Hannah Snell, marine
Some women sailed as marines on fighting ships, soldiers conveyed to their wars by ship and integral parts of the fighting complement. One of the most famous was Hannah Snell. Born in 1723 in Worcester, at 20 she moved to Wapping to live with her sister and brother-in-law. For unknown reasons, at 25 she disguised herself as a man, took the name James Grey and enlisted in the army Sometime in the next two years, she deserted and we next find her signing on to the Swallow as a marine, still calling herself James Grey. The ship sailed for Pondicherry, on the east coast of India, to besiege the French fortifications there.
In the intense fighting, Snell was wounded in the thigh but somehow still managed to keep her gender secret. Her own lurid version includes telling how she extracted the bullet herself, but it may also be a testament to the quality of medical care at that time and place. After a year in hospital she was eventually assigned to the Eltham on which she returned to Portsmouth where she was paid off. At that point she came out as female and was discharged.
Snell wrote an unreliable autobiography which accompanied her successful stage career. She became quite the celebrity, starring in musicals dressed in uniform, sitting for portraits of which this contemporary image is one) and the subject of popular songs. Eventually her star waned and she settled in Stoke Newington, winning a pension for her service from the Chelsea Hospital. Sadly she went mad and died after twelve years in the notorious Bethlehem Infirmary, better known as Bedlam.
More stories ahead
Lacy was crucial to the ships she served on. Snell spent short periods as an able seaman (not uncommon for marines between assignments during this period). It might be said though that neither woman sailed or navigated the ships on which she passed. We can find women who did.

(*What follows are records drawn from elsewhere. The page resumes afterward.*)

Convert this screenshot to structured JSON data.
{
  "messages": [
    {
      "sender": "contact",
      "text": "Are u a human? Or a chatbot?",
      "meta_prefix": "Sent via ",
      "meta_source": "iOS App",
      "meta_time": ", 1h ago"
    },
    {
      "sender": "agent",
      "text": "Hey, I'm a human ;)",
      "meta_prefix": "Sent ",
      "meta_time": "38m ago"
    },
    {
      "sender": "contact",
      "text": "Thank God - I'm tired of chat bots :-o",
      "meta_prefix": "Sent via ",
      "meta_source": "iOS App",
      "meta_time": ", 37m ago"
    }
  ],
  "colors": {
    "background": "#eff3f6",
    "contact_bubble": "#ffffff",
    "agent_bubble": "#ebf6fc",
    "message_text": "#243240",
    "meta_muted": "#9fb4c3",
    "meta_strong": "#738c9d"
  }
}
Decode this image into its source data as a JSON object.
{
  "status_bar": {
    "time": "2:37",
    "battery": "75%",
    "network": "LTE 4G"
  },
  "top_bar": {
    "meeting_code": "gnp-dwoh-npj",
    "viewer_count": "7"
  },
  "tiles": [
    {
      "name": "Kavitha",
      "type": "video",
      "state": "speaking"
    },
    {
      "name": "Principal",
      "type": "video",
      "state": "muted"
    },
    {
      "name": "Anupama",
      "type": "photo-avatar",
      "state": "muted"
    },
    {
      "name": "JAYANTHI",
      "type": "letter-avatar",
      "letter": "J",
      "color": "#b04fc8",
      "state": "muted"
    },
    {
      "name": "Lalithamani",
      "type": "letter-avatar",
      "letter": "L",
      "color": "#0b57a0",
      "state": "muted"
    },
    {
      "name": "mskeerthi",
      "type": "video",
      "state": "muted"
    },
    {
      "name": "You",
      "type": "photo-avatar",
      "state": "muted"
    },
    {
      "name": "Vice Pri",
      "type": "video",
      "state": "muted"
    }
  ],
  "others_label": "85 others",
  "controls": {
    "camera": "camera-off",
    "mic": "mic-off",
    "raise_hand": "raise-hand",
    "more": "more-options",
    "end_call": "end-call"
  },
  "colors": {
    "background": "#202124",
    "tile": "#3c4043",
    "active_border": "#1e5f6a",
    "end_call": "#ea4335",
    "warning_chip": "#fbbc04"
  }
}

Mary Patten, who skippered her husband’s clipper is one, while the elusive William Brown of the Queen Charlotte may be another. And that’s to say nothing of the famous pirates. I will write more about them in posts to come.